The report follows a prediction Thursday from the US National Oceanic and Atmospheric Administration that temperatures in the US will be 1.3 percent colder than last year, although they will be 2.8 percent warmer than average.“Initially, traders are relying on the Energy Information Administration (report),” said Tim Evans, an analyst with Citigroup Inc. in New York.However, Evans also said of yesterday’s trading, “I think there may (also) be a technical element to this.”Oil prices declined more than $2 a barrel on Monday, and have been volatile in recent days. Analysts say investors are engaged in a battle over whether oil supplies are adequate to meet fourth quarter demand.

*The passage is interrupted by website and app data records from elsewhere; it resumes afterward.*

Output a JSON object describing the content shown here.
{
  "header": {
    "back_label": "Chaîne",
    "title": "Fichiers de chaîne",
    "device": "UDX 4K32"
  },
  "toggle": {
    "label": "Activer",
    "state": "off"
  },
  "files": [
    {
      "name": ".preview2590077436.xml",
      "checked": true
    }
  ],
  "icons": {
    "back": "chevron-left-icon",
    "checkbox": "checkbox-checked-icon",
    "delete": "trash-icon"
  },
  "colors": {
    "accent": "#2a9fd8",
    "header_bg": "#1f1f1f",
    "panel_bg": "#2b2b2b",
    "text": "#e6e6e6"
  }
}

Some investors feel prices have peaked for the year and are due to begin a seasonal decline, while others feel prices could rise again and set new records.When prices held above $78 on Monday, that may have emboldened some of the more bullish investors to try to push prices to new highs, Evans said.Light, sweet crude for November delivery rose $1.40 to $80.42 a barrel on the New York Mercantile Exchange, while gasoline futures rose 2.221 cents to $2.0223 a gallon.November heating oil rose 2.03 cents to $2.1799 a gallon, while natural gas for November rose 5.9 cents to $6.905 per 1,000 cubic feet.In London, November Brent crude rose 75 cents to $77.33 a barrel on the ICE Futures exchange.Earlier yesterday, prices had fallen further as sentiment was hit again by the strengthening US currency, which makes dollar-denominated commodities more expensive for buyers using other currencies, analysts said.

“Generally, a weaker dollar helps to push dollar denominated commodities higher,” said Andrey Kryuchenkov at the Sucden brokerage in London.At the pump, meanwhile, gas prices slipped 0.2 cent on Monday night to a national US average of $2.765 a gallon, according to AAA and the Oil Price Information Service. Retail prices have slid in recent weeks as consumer demand for gasoline has fallen.

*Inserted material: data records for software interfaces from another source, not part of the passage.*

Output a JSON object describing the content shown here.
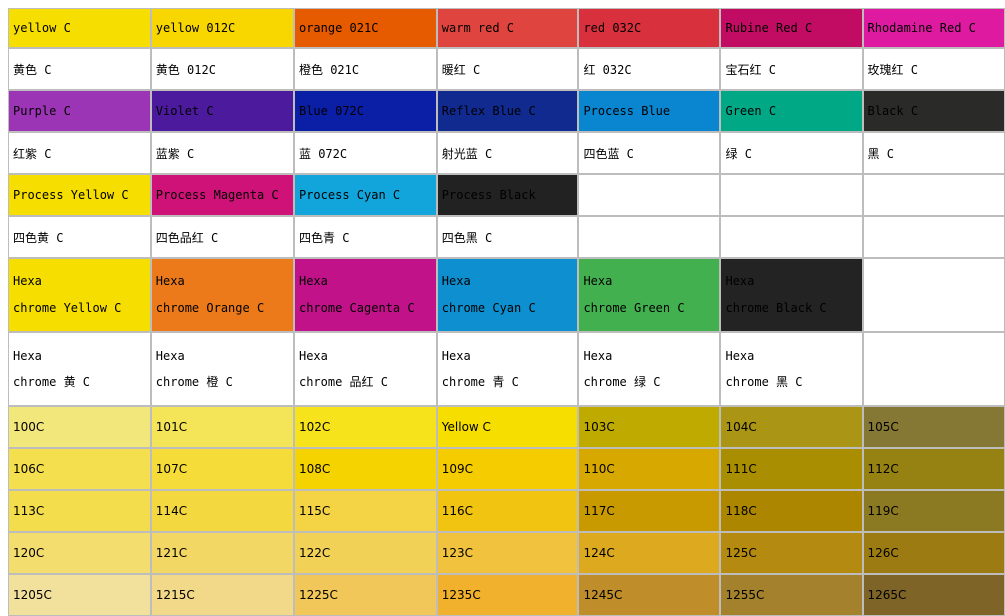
{
  "rows": [
    {
      "kind": "swatch",
      "h": 38,
      "cells": [
        {
          "text": "yellow C",
          "bg": "#f6de00"
        },
        {
          "text": "yellow 012C",
          "bg": "#f8d700"
        },
        {
          "text": "orange 021C",
          "bg": "#e65a00"
        },
        {
          "text": "warm red C",
          "bg": "#e0443e"
        },
        {
          "text": "red 032C",
          "bg": "#d9303d"
        },
        {
          "text": "Rubine Red C",
          "bg": "#c20b63"
        },
        {
          "text": "Rhodamine Red C",
          "bg": "#de1aa0"
        }
      ]
    },
    {
      "kind": "label",
      "h": 40,
      "cells": [
        {
          "text": "黄色 C"
        },
        {
          "text": "黄色 012C"
        },
        {
          "text": "橙色 021C"
        },
        {
          "text": "暖红 C"
        },
        {
          "text": "红 032C"
        },
        {
          "text": "宝石红 C"
        },
        {
          "text": "玫瑰红 C"
        }
      ]
    },
    {
      "kind": "swatch",
      "h": 40,
      "cells": [
        {
          "text": "Purple C",
          "bg": "#9c35b5"
        },
        {
          "text": "Violet C",
          "bg": "#4c1a9c"
        },
        {
          "text": "Blue 072C",
          "bg": "#0b1ea6"
        },
        {
          "text": "Reflex Blue C",
          "bg": "#102a8f"
        },
        {
          "text": "Process Blue",
          "bg": "#0a85cf"
        },
        {
          "text": "Green C",
          "bg": "#00a886"
        },
        {
          "text": "Black C",
          "bg": "#2a2a28"
        }
      ]
    },
    {
      "kind": "label",
      "h": 40,
      "cells": [
        {
          "text": "红紫 C"
        },
        {
          "text": "蓝紫 C"
        },
        {
          "text": "蓝 072C"
        },
        {
          "text": "射光蓝 C"
        },
        {
          "text": "四色蓝 C"
        },
        {
          "text": "绿 C"
        },
        {
          "text": "黑 C"
        }
      ]
    },
    {
      "kind": "swatch",
      "h": 40,
      "cells": [
        {
          "text": "Process Yellow C",
          "bg": "#f6de00"
        },
        {
          "text": "Process Magenta C",
          "bg": "#cf1277"
        },
        {
          "text": "Process Cyan C",
          "bg": "#12a5dc"
        },
        {
          "text": "Process Black",
          "bg": "#222222"
        },
        {
          "text": "",
          "bg": ""
        },
        {
          "text": "",
          "bg": ""
        },
        {
          "text": "",
          "bg": ""
        }
      ]
    },
    {
      "kind": "label",
      "h": 40,
      "cells": [
        {
          "text": "四色黄 C"
        },
        {
          "text": "四色品红 C"
        },
        {
          "text": "四色青 C"
        },
        {
          "text": "四色黑 C"
        },
        {
          "text": ""
        },
        {
          "text": ""
        },
        {
          "text": ""
        }
      ]
    },
    {
      "kind": "tall",
      "h": 72,
      "cells": [
        {
          "text": "Hexa\nchrome Yellow C",
          "bg": "#f6de00"
        },
        {
          "text": "Hexa\nchrome Orange C",
          "bg": "#ec7a1a"
        },
        {
          "text": "Hexa\nchrome Cagenta C",
          "bg": "#c2128a"
        },
        {
          "text": "Hexa\nchrome Cyan C",
          "bg": "#0e8fd0"
        },
        {
          "text": "Hexa\nchrome Green C",
          "bg": "#43b04f"
        },
        {
          "text": "Hexa\nchrome Black C",
          "bg": "#232323"
        },
        {
          "text": "",
          "bg": ""
        }
      ]
    },
    {
      "kind": "tall-lbl",
      "h": 72,
      "cells": [
        {
          "text": "Hexa\nchrome 黄 C"
        },
        {
          "text": "Hexa\nchrome 橙 C"
        },
        {
          "text": "Hexa\nchrome 品红 C"
        },
        {
          "text": "Hexa\nchrome 青 C"
        },
        {
          "text": "Hexa\nchrome 绿 C"
        },
        {
          "text": "Hexa\nchrome 黑 C"
        },
        {
          "text": ""
        }
      ]
    },
    {
      "kind": "code",
      "h": 40,
      "cells": [
        {
          "text": "100C",
          "bg": "#f2e77a"
        },
        {
          "text": "101C",
          "bg": "#f4e458"
        },
        {
          "text": "102C",
          "bg": "#f6e31c"
        },
        {
          "text": "Yellow C",
          "bg": "#f6de00"
        },
        {
          "text": "103C",
          "bg": "#bfaa00"
        },
        {
          "text": "104C",
          "bg": "#ab9514"
        },
        {
          "text": "105C",
          "bg": "#857734"
        }
      ]
    },
    {
      "kind": "code",
      "h": 40,
      "cells": [
        {
          "text": "106C",
          "bg": "#f4e04e"
        },
        {
          "text": "107C",
          "bg": "#f5dc38"
        },
        {
          "text": "108C",
          "bg": "#f5d300"
        },
        {
          "text": "109C",
          "bg": "#f5cc00"
        },
        {
          "text": "110C",
          "bg": "#d7a900"
        },
        {
          "text": "111C",
          "bg": "#a88e00"
        },
        {
          "text": "112C",
          "bg": "#958213"
        }
      ]
    },
    {
      "kind": "code",
      "h": 40,
      "cells": [
        {
          "text": "113C",
          "bg": "#f4dd4c"
        },
        {
          "text": "114C",
          "bg": "#f4d840"
        },
        {
          "text": "115C",
          "bg": "#f4d345"
        },
        {
          "text": "116C",
          "bg": "#f2c412"
        },
        {
          "text": "117C",
          "bg": "#c99a00"
        },
        {
          "text": "118C",
          "bg": "#ad8600"
        },
        {
          "text": "119C",
          "bg": "#8c7a22"
        }
      ]
    },
    {
      "kind": "code",
      "h": 40,
      "cells": [
        {
          "text": "120C",
          "bg": "#f3dd6e"
        },
        {
          "text": "121C",
          "bg": "#f3d764"
        },
        {
          "text": "122C",
          "bg": "#f2d157"
        },
        {
          "text": "123C",
          "bg": "#f1c23e"
        },
        {
          "text": "124C",
          "bg": "#dca91f"
        },
        {
          "text": "125C",
          "bg": "#b48a10"
        },
        {
          "text": "126C",
          "bg": "#9c7c12"
        }
      ]
    },
    {
      "kind": "code",
      "h": 40,
      "cells": [
        {
          "text": "1205C",
          "bg": "#f2e19c"
        },
        {
          "text": "1215C",
          "bg": "#f2d889"
        },
        {
          "text": "1225C",
          "bg": "#f2c75a"
        },
        {
          "text": "1235C",
          "bg": "#f1b12d"
        },
        {
          "text": "1245C",
          "bg": "#bf8e2a"
        },
        {
          "text": "1255C",
          "bg": "#a4812d"
        },
        {
          "text": "1265C",
          "bg": "#7f6427"
        }
      ]
    }
  ]
}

In addition to reacting to yesterday’s EIA predictions about future demand, traders are anticipating Thursday’s EIA report on petroleum inventories.Crude oil inventories are expected to have gained 1 million barrels in the week ended Oct. 5, according to a Dow Jones Newswires survey of analysts, while refinery use is expected to have fallen by 0.1 percentage point to 87.4 percent of capacity

No comments: